● Supplied material:
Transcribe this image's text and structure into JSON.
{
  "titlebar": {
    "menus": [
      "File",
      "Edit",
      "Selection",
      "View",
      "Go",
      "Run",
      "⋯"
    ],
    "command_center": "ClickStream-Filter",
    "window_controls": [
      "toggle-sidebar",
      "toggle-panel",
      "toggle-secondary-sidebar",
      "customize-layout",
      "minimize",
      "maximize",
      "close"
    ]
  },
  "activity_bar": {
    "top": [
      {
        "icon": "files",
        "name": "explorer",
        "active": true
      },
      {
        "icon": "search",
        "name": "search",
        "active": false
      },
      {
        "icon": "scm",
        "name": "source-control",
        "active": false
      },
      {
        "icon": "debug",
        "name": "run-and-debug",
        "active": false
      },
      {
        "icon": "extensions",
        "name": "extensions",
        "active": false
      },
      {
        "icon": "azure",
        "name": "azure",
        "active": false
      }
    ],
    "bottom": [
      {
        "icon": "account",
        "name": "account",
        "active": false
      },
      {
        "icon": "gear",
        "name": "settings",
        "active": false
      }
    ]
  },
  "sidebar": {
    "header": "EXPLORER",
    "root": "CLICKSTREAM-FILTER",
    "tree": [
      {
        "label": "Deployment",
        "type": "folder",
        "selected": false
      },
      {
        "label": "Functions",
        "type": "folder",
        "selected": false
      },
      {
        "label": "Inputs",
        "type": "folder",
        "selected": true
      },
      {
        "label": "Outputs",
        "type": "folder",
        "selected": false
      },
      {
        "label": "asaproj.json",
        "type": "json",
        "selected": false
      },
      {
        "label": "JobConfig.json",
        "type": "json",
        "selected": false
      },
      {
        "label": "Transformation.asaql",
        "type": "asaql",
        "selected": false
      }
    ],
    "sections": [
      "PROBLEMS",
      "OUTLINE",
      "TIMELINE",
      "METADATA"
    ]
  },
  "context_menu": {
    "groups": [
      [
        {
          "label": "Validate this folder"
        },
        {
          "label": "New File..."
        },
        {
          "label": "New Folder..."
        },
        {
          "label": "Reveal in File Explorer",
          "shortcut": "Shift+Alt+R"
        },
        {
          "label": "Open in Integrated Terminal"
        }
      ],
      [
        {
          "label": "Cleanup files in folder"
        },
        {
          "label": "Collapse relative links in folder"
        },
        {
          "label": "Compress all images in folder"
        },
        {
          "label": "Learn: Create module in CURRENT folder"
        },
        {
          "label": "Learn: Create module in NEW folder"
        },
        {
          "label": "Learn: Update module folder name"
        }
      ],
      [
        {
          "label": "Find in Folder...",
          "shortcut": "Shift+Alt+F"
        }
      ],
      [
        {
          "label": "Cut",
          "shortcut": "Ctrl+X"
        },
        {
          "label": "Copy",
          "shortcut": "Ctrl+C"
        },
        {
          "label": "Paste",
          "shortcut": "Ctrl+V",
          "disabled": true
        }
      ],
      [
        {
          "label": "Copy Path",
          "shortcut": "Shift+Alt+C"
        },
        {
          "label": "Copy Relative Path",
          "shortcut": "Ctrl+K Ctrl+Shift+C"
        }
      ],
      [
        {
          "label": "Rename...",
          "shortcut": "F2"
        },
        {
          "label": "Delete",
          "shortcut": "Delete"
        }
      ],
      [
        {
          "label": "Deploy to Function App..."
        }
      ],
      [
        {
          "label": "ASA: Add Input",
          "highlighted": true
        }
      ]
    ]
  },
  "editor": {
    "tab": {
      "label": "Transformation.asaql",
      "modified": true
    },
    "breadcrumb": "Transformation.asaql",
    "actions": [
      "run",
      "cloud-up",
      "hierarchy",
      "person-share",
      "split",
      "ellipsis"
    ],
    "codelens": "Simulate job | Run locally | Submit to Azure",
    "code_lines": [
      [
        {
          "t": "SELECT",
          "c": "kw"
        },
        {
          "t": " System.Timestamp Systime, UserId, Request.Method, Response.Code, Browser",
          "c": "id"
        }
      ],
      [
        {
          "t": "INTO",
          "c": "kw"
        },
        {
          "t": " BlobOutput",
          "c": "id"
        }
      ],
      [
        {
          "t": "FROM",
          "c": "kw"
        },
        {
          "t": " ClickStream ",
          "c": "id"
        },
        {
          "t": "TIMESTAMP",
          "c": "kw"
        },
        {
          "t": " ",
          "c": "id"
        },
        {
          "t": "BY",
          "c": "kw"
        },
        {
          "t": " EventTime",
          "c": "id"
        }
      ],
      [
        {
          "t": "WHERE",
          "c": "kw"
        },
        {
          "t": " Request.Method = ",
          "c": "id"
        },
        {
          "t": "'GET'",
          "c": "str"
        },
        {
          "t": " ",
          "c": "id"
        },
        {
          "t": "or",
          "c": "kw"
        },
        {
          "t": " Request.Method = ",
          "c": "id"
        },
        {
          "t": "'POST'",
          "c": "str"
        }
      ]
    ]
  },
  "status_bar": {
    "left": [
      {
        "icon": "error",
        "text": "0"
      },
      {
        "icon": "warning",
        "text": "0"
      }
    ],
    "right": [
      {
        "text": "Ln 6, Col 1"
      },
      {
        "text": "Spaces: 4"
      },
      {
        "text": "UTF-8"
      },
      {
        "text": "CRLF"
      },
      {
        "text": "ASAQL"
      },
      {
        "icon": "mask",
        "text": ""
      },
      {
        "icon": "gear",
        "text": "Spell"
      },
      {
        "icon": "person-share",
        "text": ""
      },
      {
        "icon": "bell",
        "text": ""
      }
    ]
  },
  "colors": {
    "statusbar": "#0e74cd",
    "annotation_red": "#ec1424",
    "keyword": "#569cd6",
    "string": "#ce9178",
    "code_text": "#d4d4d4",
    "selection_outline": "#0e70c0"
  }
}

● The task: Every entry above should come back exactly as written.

● Answer space:
Transcribe this image's text and structure into JSON.
{
  "titlebar": {
    "menus": [
      "File",
      "Edit",
      "Selection",
      "View",
      "Go",
      "Run",
      "⋯"
    ],
    "command_center": "ClickStream-Filter",
    "window_controls": [
      "toggle-sidebar",
      "toggle-panel",
      "toggle-secondary-sidebar",
      "customize-layout",
      "minimize",
      "maximize",
      "close"
    ]
  },
  "activity_bar": {
    "top": [
      {
        "icon": "files",
        "name": "explorer",
        "active": true
      },
      {
        "icon": "search",
        "name": "search",
        "active": false
      },
      {
        "icon": "scm",
        "name": "source-control",
        "active": false
      },
      {
        "icon": "debug",
        "name": "run-and-debug",
        "active": false
      },
      {
        "icon": "extensions",
        "name": "extensions",
        "active": false
      },
      {
        "icon": "azure",
        "name": "azure",
        "active": false
      }
    ],
    "bottom": [
      {
        "icon": "account",
        "name": "account",
        "active": false
      },
      {
        "icon": "gear",
        "name": "settings",
        "active": false
      }
    ]
  },
  "sidebar": {
    "header": "EXPLORER",
    "root": "CLICKSTREAM-FILTER",
    "tree": [
      {
        "label": "Deployment",
        "type": "folder",
        "selected": false
      },
      {
        "label": "Functions",
        "type": "folder",
        "selected": false
      },
      {
        "label": "Inputs",
        "type": "folder",
        "selected": true
      },
      {
        "label": "Outputs",
        "type": "folder",
        "selected": false
      },
      {
        "label": "asaproj.json",
        "type": "json",
        "selected": false
      },
      {
        "label": "JobConfig.json",
        "type": "json",
        "selected": false
      },
      {
        "label": "Transformation.asaql",
        "type": "asaql",
        "selected": false
      }
    ],
    "sections": [
      "PROBLEMS",
      "OUTLINE",
      "TIMELINE",
      "METADATA"
    ]
  },
  "context_menu": {
    "groups": [
      [
        {
          "label": "Validate this folder"
        },
        {
          "label": "New File..."
        },
        {
          "label": "New Folder..."
        },
        {
          "label": "Reveal in File Explorer",
          "shortcut": "Shift+Alt+R"
        },
        {
          "label": "Open in Integrated Terminal"
        }
      ],
      [
        {
          "label": "Cleanup files in folder"
        },
        {
          "label": "Collapse relative links in folder"
        },
        {
          "label": "Compress all images in folder"
        },
        {
          "label": "Learn: Create module in CURRENT folder"
        },
        {
          "label": "Learn: Create module in NEW folder"
        },
        {
          "label": "Learn: Update module folder name"
        }
      ],
      [
        {
          "label": "Find in Folder...",
          "shortcut": "Shift+Alt+F"
        }
      ],
      [
        {
          "label": "Cut",
          "shortcut": "Ctrl+X"
        },
        {
          "label": "Copy",
          "shortcut": "Ctrl+C"
        },
        {
          "label": "Paste",
          "shortcut": "Ctrl+V",
          "disabled": true
        }
      ],
      [
        {
          "label": "Copy Path",
          "shortcut": "Shift+Alt+C"
        },
        {
          "label": "Copy Relative Path",
          "shortcut": "Ctrl+K Ctrl+Shift+C"
        }
      ],
      [
        {
          "label": "Rename...",
          "shortcut": "F2"
        },
        {
          "label": "Delete",
          "shortcut": "Delete"
        }
      ],
      [
        {
          "label": "Deploy to Function App..."
        }
      ],
      [
        {
          "label": "ASA: Add Input",
          "highlighted": true
        }
      ]
    ]
  },
  "editor": {
    "tab": {
      "label": "Transformation.asaql",
      "modified": true
    },
    "breadcrumb": "Transformation.asaql",
    "actions": [
      "run",
      "cloud-up",
      "hierarchy",
      "person-share",
      "split",
      "ellipsis"
    ],
    "codelens": "Simulate job | Run locally | Submit to Azure",
    "code_lines": [
      [
        {
          "t": "SELECT",
          "c": "kw"
        },
        {
          "t": " System.Timestamp Systime, UserId, Request.Method, Response.Code, Browser",
          "c": "id"
        }
      ],
      [
        {
          "t": "INTO",
          "c": "kw"
        },
        {
          "t": " BlobOutput",
          "c": "id"
        }
      ],
      [
        {
          "t": "FROM",
          "c": "kw"
        },
        {
          "t": " ClickStream ",
          "c": "id"
        },
        {
          "t": "TIMESTAMP",
          "c": "kw"
        },
        {
          "t": " ",
          "c": "id"
        },
        {
          "t": "BY",
          "c": "kw"
        },
        {
          "t": " EventTime",
          "c": "id"
        }
      ],
      [
        {
          "t": "WHERE",
          "c": "kw"
        },
        {
          "t": " Request.Method = ",
          "c": "id"
        },
        {
          "t": "'GET'",
          "c": "str"
        },
        {
          "t": " ",
          "c": "id"
        },
        {
          "t": "or",
          "c": "kw"
        },
        {
          "t": " Request.Method = ",
          "c": "id"
        },
        {
          "t": "'POST'",
          "c": "str"
        }
      ]
    ]
  },
  "status_bar": {
    "left": [
      {
        "icon": "error",
        "text": "0"
      },
      {
        "icon": "warning",
        "text": "0"
      }
    ],
    "right": [
      {
        "text": "Ln 6, Col 1"
      },
      {
        "text": "Spaces: 4"
      },
      {
        "text": "UTF-8"
      },
      {
        "text": "CRLF"
      },
      {
        "text": "ASAQL"
      },
      {
        "icon": "mask",
        "text": ""
      },
      {
        "icon": "gear",
        "text": "Spell"
      },
      {
        "icon": "person-share",
        "text": ""
      },
      {
        "icon": "bell",
        "text": ""
      }
    ]
  },
  "colors": {
    "statusbar": "#0e74cd",
    "annotation_red": "#ec1424",
    "keyword": "#569cd6",
    "string": "#ce9178",
    "code_text": "#d4d4d4",
    "selection_outline": "#0e70c0"
  }
}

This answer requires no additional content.